TASK MATERIAL:
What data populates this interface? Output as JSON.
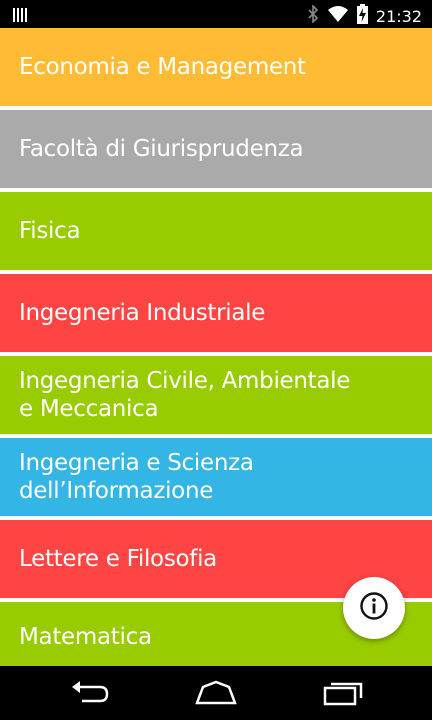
{
  "status_bar": {
    "time": "21:32",
    "icons": [
      "signal-bars-icon",
      "bluetooth-icon",
      "wifi-icon",
      "battery-charging-icon"
    ]
  },
  "list": {
    "items": [
      {
        "label": "Economia e Management",
        "color": "#FFBB33"
      },
      {
        "label": "Facoltà di Giurisprudenza",
        "color": "#AAAAAA"
      },
      {
        "label": "Fisica",
        "color": "#99CC00"
      },
      {
        "label": "Ingegneria Industriale",
        "color": "#FF4444"
      },
      {
        "label": "Ingegneria Civile, Ambientale e Meccanica",
        "color": "#99CC00"
      },
      {
        "label": "Ingegneria e Scienza dell’Informazione",
        "color": "#33B5E5"
      },
      {
        "label": "Lettere e Filosofia",
        "color": "#FF4444"
      },
      {
        "label": "Matematica",
        "color": "#99CC00"
      }
    ]
  },
  "fab": {
    "icon": "info-icon"
  },
  "nav_bar": {
    "icons": [
      "back-icon",
      "home-icon",
      "recents-icon"
    ]
  }
}
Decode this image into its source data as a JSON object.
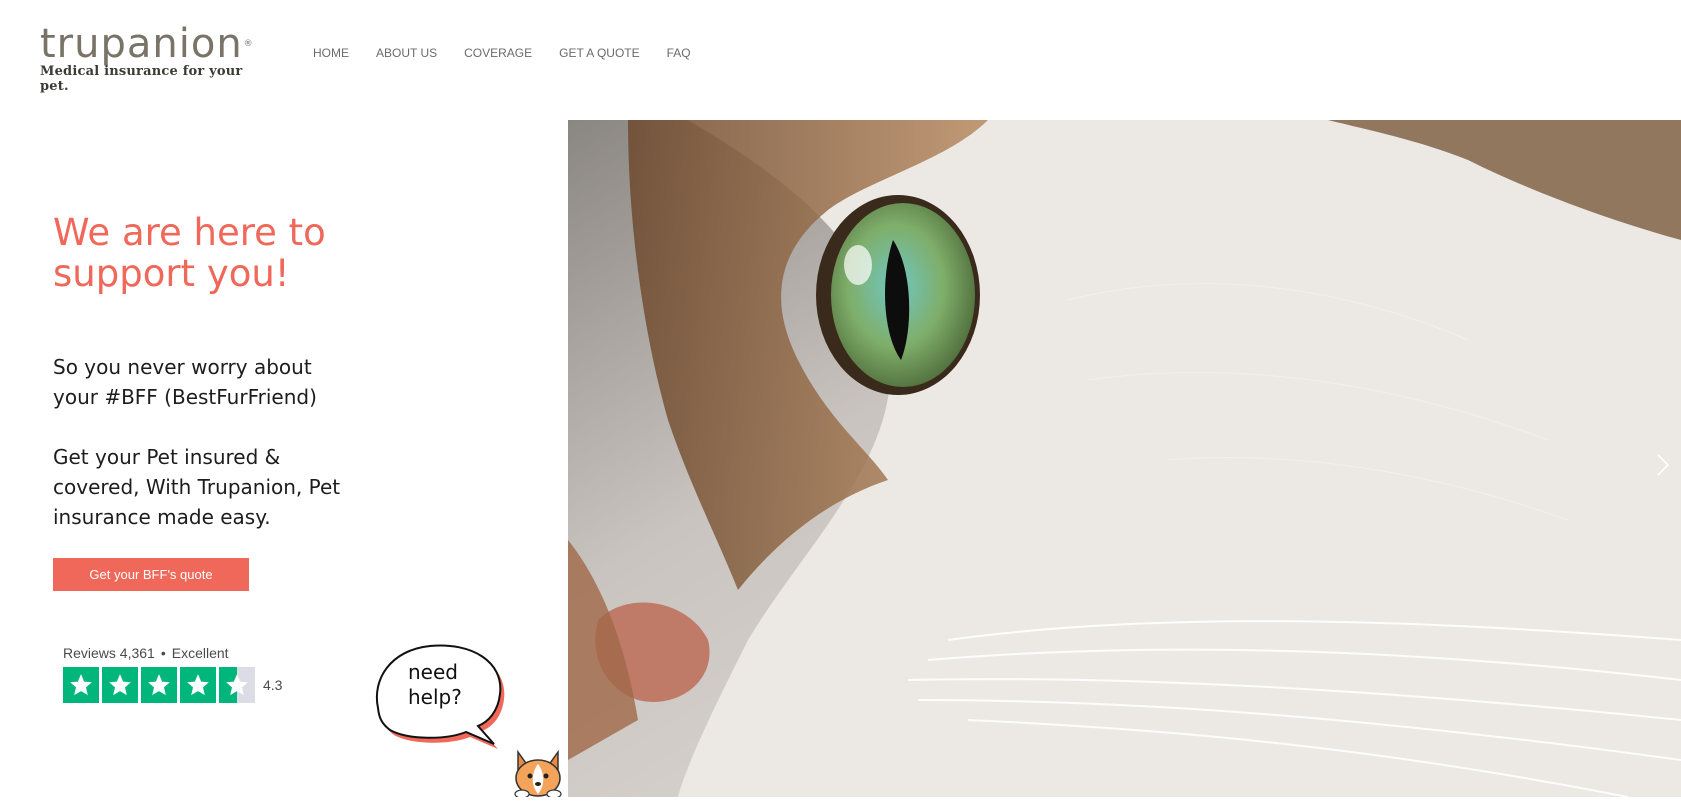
{
  "brand": {
    "name": "trupanion",
    "reg_mark": "®",
    "tagline": "Medical insurance for your pet."
  },
  "nav": {
    "items": [
      {
        "label": "HOME"
      },
      {
        "label": "ABOUT US"
      },
      {
        "label": "COVERAGE"
      },
      {
        "label": "GET A QUOTE"
      },
      {
        "label": "FAQ"
      }
    ]
  },
  "hero": {
    "title": "We are here to support you!",
    "paragraph1": "So you never worry about your #BFF (BestFurFriend)",
    "paragraph2": "Get your Pet insured & covered, With Trupanion, Pet insurance made easy.",
    "cta_label": "Get your BFF's quote"
  },
  "reviews": {
    "label": "Reviews 4,361",
    "separator": "•",
    "verdict": "Excellent",
    "rating": "4.3",
    "stars_filled": 4.5,
    "star_color": "#00b67a"
  },
  "help_widget": {
    "text": "need help?"
  },
  "colors": {
    "accent": "#f0685a",
    "logo": "#7a7367"
  },
  "icons": {
    "next": "chevron-right-icon",
    "star": "star-icon",
    "mascot": "corgi-icon"
  }
}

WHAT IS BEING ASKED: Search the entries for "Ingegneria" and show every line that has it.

RESULT FOR THIS TASK:
        "label": "Ingegneria Industriale",
        "label": "Ingegneria Civile, Ambientale e Meccanica",
        "label": "Ingegneria e Scienza dell’Informazione",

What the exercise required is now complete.